Parks keep people happy in times of global crisis, economic shutdown and public anger. NPS

By Joe Roman and Taylor Ricketts

The COVID-19 pandemic in the United States is the deepest and longest period of malaise in a dozen years. Our colleagues at the University of Vermont have concluded this by analyzing posts on Twitter. The Vermont Complex Systems Center studies 50 million tweets a day, scoring the "happiness" of people's words to monitor the national mood. That mood today is at its lowest point since 2008 when they started this project.

Read More Show Less
The ubiquity of guns and bullets poses environmental risks. Contaminants in bullets include lead, copper, zinc, antimony and mercury. gorancakmazovic / iStock / Getty Images Plus

New York State Attorney General Letitia James announced Thursday that she will attempt to dismantle the National Rifle Association (NRA), arguing that years of corruption and mismanagement warrant the dissolution of the activist organization, as CNN reported.

Read More Show Less
Bystanders watch the MV Wakashio bulk carrier from which oil is leaking near Blue Bay Marine Park in southeast Mauritius, on August 6, 2020. Photo by Dev Ramkhelawon / L'Express Maurice / AFP / Getty Images

The Indian Ocean island of Mauritius, renowned for its coral reefs, is facing an unprecedented ecological catastrophe after a tanker ran aground offshore and began leaking oil.

Read More Show Less
A mural honors the medics fighting COVID-19 in Australia, where cases are once again rising, taken on April 22, 2020 in Melbourne, Australia. Robert Cianflone / Getty Images

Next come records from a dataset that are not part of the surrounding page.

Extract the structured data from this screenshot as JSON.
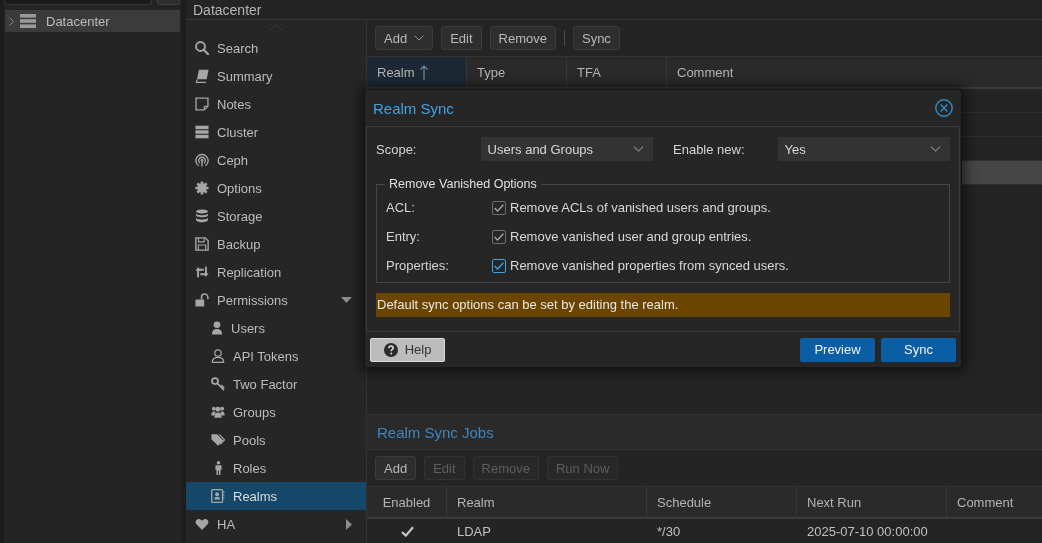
{
  "tree_panel": {
    "items": [
      {
        "label": "Datacenter",
        "selected": true,
        "expanded": false
      }
    ]
  },
  "header": {
    "title": "Datacenter"
  },
  "nav": {
    "items": [
      {
        "label": "Search",
        "selected": false
      },
      {
        "label": "Summary",
        "selected": false
      },
      {
        "label": "Notes",
        "selected": false
      },
      {
        "label": "Cluster",
        "selected": false
      },
      {
        "label": "Ceph",
        "selected": false
      },
      {
        "label": "Options",
        "selected": false
      },
      {
        "label": "Storage",
        "selected": false
      },
      {
        "label": "Backup",
        "selected": false
      },
      {
        "label": "Replication",
        "selected": false
      },
      {
        "label": "Permissions",
        "selected": false,
        "expanded": true,
        "children": [
          {
            "label": "Users",
            "selected": false
          },
          {
            "label": "API Tokens",
            "selected": false
          },
          {
            "label": "Two Factor",
            "selected": false
          },
          {
            "label": "Groups",
            "selected": false
          },
          {
            "label": "Pools",
            "selected": false
          },
          {
            "label": "Roles",
            "selected": false
          },
          {
            "label": "Realms",
            "selected": true
          }
        ]
      },
      {
        "label": "HA",
        "selected": false,
        "expanded": false
      }
    ]
  },
  "realms": {
    "toolbar": [
      {
        "kind": "menu",
        "label": "Add",
        "disabled": false
      },
      {
        "kind": "button",
        "label": "Edit",
        "disabled": false
      },
      {
        "kind": "button",
        "label": "Remove",
        "disabled": false
      },
      {
        "kind": "separator"
      },
      {
        "kind": "button",
        "label": "Sync",
        "disabled": false
      }
    ],
    "columns": [
      {
        "label": "Realm",
        "sorted": true
      },
      {
        "label": "Type",
        "sorted": false
      },
      {
        "label": "TFA",
        "sorted": false
      },
      {
        "label": "Comment",
        "sorted": false
      }
    ],
    "rows": [
      {
        "selected": false
      },
      {
        "selected": false
      },
      {
        "selected": false
      },
      {
        "selected": true
      }
    ]
  },
  "dialog": {
    "title": "Realm Sync",
    "fields": [
      {
        "label": "Scope:",
        "value": "Users and Groups"
      },
      {
        "label": "Enable new:",
        "value": "Yes"
      }
    ],
    "fieldset": {
      "legend": "Remove Vanished Options",
      "options": [
        {
          "label": "ACL:",
          "text": "Remove ACLs of vanished users and groups.",
          "checked": true,
          "focused": false
        },
        {
          "label": "Entry:",
          "text": "Remove vanished user and group entries.",
          "checked": true,
          "focused": false
        },
        {
          "label": "Properties:",
          "text": "Remove vanished properties from synced users.",
          "checked": true,
          "focused": true
        }
      ]
    },
    "notice": "Default sync options can be set by editing the realm.",
    "buttons": [
      {
        "kind": "help",
        "label": "Help"
      },
      {
        "kind": "primary",
        "label": "Preview"
      },
      {
        "kind": "primary",
        "label": "Sync"
      }
    ]
  },
  "sync_jobs": {
    "title": "Realm Sync Jobs",
    "toolbar": [
      {
        "kind": "button",
        "label": "Add",
        "disabled": false
      },
      {
        "kind": "button",
        "label": "Edit",
        "disabled": true
      },
      {
        "kind": "button",
        "label": "Remove",
        "disabled": true
      },
      {
        "kind": "button",
        "label": "Run Now",
        "disabled": true
      }
    ],
    "columns": [
      "Enabled",
      "Realm",
      "Schedule",
      "Next Run",
      "Comment"
    ],
    "rows": [
      {
        "enabled": true,
        "realm": "LDAP",
        "schedule": "*/30",
        "next_run": "2025-07-10 00:00:00"
      }
    ]
  }
}
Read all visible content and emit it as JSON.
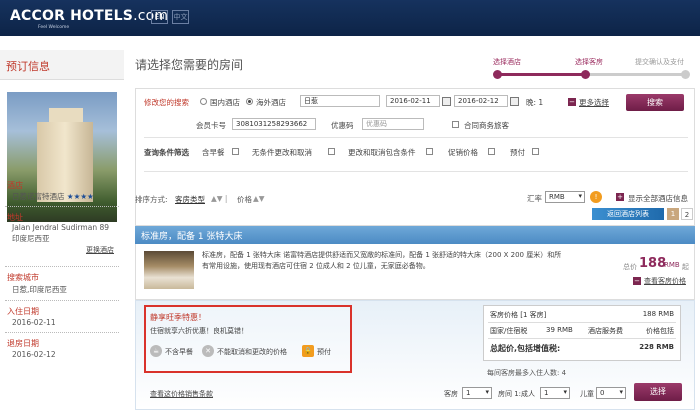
{
  "header": {
    "logo_main": "ACCOR HOTELS",
    "logo_suffix": ".com",
    "tagline": "Feel Welcome",
    "lang_en": "EN",
    "lang_zh": "中文"
  },
  "sidebar": {
    "title": "预订信息",
    "hotel_label": "酒店",
    "hotel_name": "日惹诺富特酒店",
    "hotel_stars": "★★★★",
    "address_label": "地址",
    "address_line1": "Jalan Jendral Sudirman 89",
    "address_line2": "印度尼西亚",
    "change_hotel": "更换酒店",
    "city_label": "搜索城市",
    "city_value": "日惹,印度尼西亚",
    "checkin_label": "入住日期",
    "checkin_value": "2016-02-11",
    "checkout_label": "退房日期",
    "checkout_value": "2016-02-12"
  },
  "main": {
    "title": "请选择您需要的房间"
  },
  "steps": [
    {
      "label": "选择酒店"
    },
    {
      "label": "选择客房"
    },
    {
      "label": "提交确认及支付"
    }
  ],
  "search": {
    "modify_label": "修改您的搜索",
    "domestic": "国内酒店",
    "overseas": "海外酒店",
    "destination": "日惹",
    "checkin": "2016-02-11",
    "checkout": "2016-02-12",
    "nights_label": "晚:",
    "nights": "1",
    "more_options": "更多选择",
    "search_button": "搜索",
    "member_label": "会员卡号",
    "member_value": "3081031258293662",
    "promo_label": "优惠码",
    "promo_placeholder": "优惠码",
    "corporate": "合同商务旅客",
    "filter_label": "查询条件筛选",
    "filters": [
      "含早餐",
      "无条件更改和取消",
      "更改和取消包含条件",
      "促销价格",
      "预付"
    ]
  },
  "sort": {
    "label": "排序方式:",
    "room_type": "客房类型",
    "price": "价格",
    "currency_label": "汇率",
    "currency": "RMB",
    "show_all": "显示全部酒店信息",
    "back_to_list": "返回酒店列表",
    "pages": [
      "1",
      "2"
    ]
  },
  "room": {
    "title": "标准房，配备 1 张特大床",
    "description": "标准房，配备 1 张特大床 诺富特酒店提供舒适而又宽敞的标准间，配备 1 张舒适的特大床（200 X 200 厘米）和所有常用设施，使用现有酒店可住宿 2 位成人和 2 位儿童，无家庭必备物。",
    "from_label": "总价",
    "price": "188",
    "currency": "RMB",
    "from_suffix": "起",
    "view_rooms": "查看客房价格"
  },
  "offer": {
    "promo_title": "静享旺季特惠！",
    "promo_sub": "住宿就享六折优惠！良机莫错！",
    "tag_no_breakfast": "不含早餐",
    "tag_no_cancel": "不能取消和更改的价格",
    "tag_prepay": "预付",
    "room_price_label": "客房价格 [1 客房]",
    "room_price_value": "188 RMB",
    "tax_label": "国家/住宿税",
    "tax_value": "39 RMB",
    "service_label": "酒店服务费",
    "service_value": "价格包括",
    "total_label": "总起价,包括增值税:",
    "total_value": "228 RMB",
    "max_persons": "每间客房最多入住人数: 4",
    "terms_link": "查看这价格销售条款",
    "rooms_label": "客房",
    "rooms_value": "1",
    "room1_label": "房间 1:成人",
    "adults_value": "1",
    "children_label": "儿童",
    "children_value": "0",
    "select_button": "选择"
  }
}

By Gianna-Carina Grün

While the first countries are easing their lockdowns, others are reporting more and more new cases every day. Data for the global picture shows the pandemic is far from over. DW has the latest statistics.

Read More Show Less
Hannah Watters wrote on Twitter that she was suspended for posting a video and photo of crowded hallways at her high school. hannah @ihateiceman

As the debate over how and if to safely reopen schools in the midst of the coronavirus pandemic continues, two student whistleblowers have been caught in the crosshairs.

Read More Show Less


Hurricane Florence on Sept. 12, 2018. ESA / A.Gerst / CC BY-SA 2.0

Hurricane forecasters predict the 2020 hurricane season will be the second-most active in nearly four decades.

Read More Show Less